The Universal Human: The Evolution of Individuality : Four Lectures Given Between 1909 and 1916 in Munich and Bern

Front Cover
Anthroposophic Press, 1990 - Religion - 96 pages
0 Reviews
"This is one of the meanings of the Mystery of Golgotha: the attainment of the unity of humanity from within. Externally, human beings are becoming more and more different. The result will be not sameness but difference over the Earth, and human beings must exert all the more force from within to attain unity" --Rudolf Steiner (lecture 4)

In this collection, Rudolf Steiner describes the evolutionary task facing contemporary humanity in preparing to enter the sixth epoch. In the past, human souls felt a strong connection with the group soul to which they belonged. Today, all "group soul" characteristics--such as race and nation--must be stripped away.

Rudi Lissau wrote of the last lecture: "No anthroposophist should approach racial problems without first pondering this lecture and its implications."

Steiner also explains that we must overcome such preconception as are formed by our normal notions and feelings of good and evil:

"Most people picture Ahriman and Lucifer as evil beings--albeit much more intensely evil than human beings. But this is not true; we must keep in mind that certain earthly feelings we associate with our concepts lose their meaning when we go beyond the earthly realm. Thus, we cannot say that there are good gods on the one hand and evil gods Ahriman and Lucifer on the other.... The opposing forces were created by the good gods themselves in an earlier period so that they would be able to bring to bear their full force for the development I have described. --Rudolf Steiner (lecture 4)

CONTENTS:
  1. Individuality and the Group Soul
  2. The God Within and the God of Outer Revelation
  3. The Lord of the Soul
  4. The Universal Human: The Unification of Humanity through the Christ Impulse

What people are saying - Write a review

We haven't found any reviews in the usual places.

Other editions - View all

About the author (1990)

Austrian-born Rudolf Steiner was a noted Goethe (see Vol. 2) scholar and private student of the occult who became involved with Theosophy in Germany in 1902, when he met Annie Besant (1847--1933), a devoted follower of Madame Helena P. Blavatsky (1831--1891). In 1912 he broke with the Theosophists because of what he regarded as their oriental bias and established a system of his own, which he called Anthroposophy (anthro meaning "man"; sophia sophia meaning "wisdom"), a "spiritual science" he hoped would restore humanism to a materialistic world.
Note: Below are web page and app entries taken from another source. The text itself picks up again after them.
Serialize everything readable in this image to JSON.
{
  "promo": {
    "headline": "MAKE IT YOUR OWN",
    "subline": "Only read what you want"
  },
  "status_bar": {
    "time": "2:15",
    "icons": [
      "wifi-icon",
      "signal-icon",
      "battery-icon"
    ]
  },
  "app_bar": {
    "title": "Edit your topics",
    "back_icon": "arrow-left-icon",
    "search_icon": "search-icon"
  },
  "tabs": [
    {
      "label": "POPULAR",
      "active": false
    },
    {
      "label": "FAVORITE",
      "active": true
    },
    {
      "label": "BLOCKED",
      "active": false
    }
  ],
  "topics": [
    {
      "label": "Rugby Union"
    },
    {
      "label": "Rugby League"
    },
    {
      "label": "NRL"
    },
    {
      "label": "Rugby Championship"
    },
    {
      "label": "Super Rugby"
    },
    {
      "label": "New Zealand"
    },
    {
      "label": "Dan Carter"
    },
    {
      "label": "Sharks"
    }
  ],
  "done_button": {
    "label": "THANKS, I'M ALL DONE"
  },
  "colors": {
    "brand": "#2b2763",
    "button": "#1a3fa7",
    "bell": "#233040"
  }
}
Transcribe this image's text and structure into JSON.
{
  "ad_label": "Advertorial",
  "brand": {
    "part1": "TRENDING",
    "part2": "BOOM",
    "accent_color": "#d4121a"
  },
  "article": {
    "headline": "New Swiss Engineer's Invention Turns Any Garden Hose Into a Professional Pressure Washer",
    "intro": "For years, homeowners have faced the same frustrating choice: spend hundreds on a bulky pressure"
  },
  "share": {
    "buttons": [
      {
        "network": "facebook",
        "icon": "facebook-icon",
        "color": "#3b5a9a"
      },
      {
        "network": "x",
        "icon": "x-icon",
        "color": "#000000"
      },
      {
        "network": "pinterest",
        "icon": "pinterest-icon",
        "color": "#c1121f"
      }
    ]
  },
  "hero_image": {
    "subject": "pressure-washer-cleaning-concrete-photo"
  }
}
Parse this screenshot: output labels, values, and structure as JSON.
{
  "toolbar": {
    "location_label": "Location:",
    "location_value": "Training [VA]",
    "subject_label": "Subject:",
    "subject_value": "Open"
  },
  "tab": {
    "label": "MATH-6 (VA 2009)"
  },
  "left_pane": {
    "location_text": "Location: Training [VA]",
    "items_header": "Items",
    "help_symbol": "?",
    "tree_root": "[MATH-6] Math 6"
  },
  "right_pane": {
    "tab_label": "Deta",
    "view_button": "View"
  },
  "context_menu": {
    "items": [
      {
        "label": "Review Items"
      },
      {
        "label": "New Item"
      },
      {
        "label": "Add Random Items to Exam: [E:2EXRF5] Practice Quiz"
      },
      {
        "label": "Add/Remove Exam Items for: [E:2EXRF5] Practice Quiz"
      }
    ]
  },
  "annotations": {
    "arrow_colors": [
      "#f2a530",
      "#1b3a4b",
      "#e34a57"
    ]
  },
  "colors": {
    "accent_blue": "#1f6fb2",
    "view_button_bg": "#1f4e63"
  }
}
In 1923 he set up headquarters for the Society of Anthroposophy in New York City. Steiner believed that human beings had evolved to the point where material existence had obscured spiritual capacities and that Christ had come to reverse that trend and to inaugurate an age of spiritual reintegration. He advocated that education, art, agriculture, and science be based on spiritual principles and infused with the psychic powers he believed were latent in everyone. The world center of the Anhthroposophical Society today is in Dornach, Switzerland, in a building designed by Steiner. The nonproselytizing society is noted for its schools.

Bibliographic information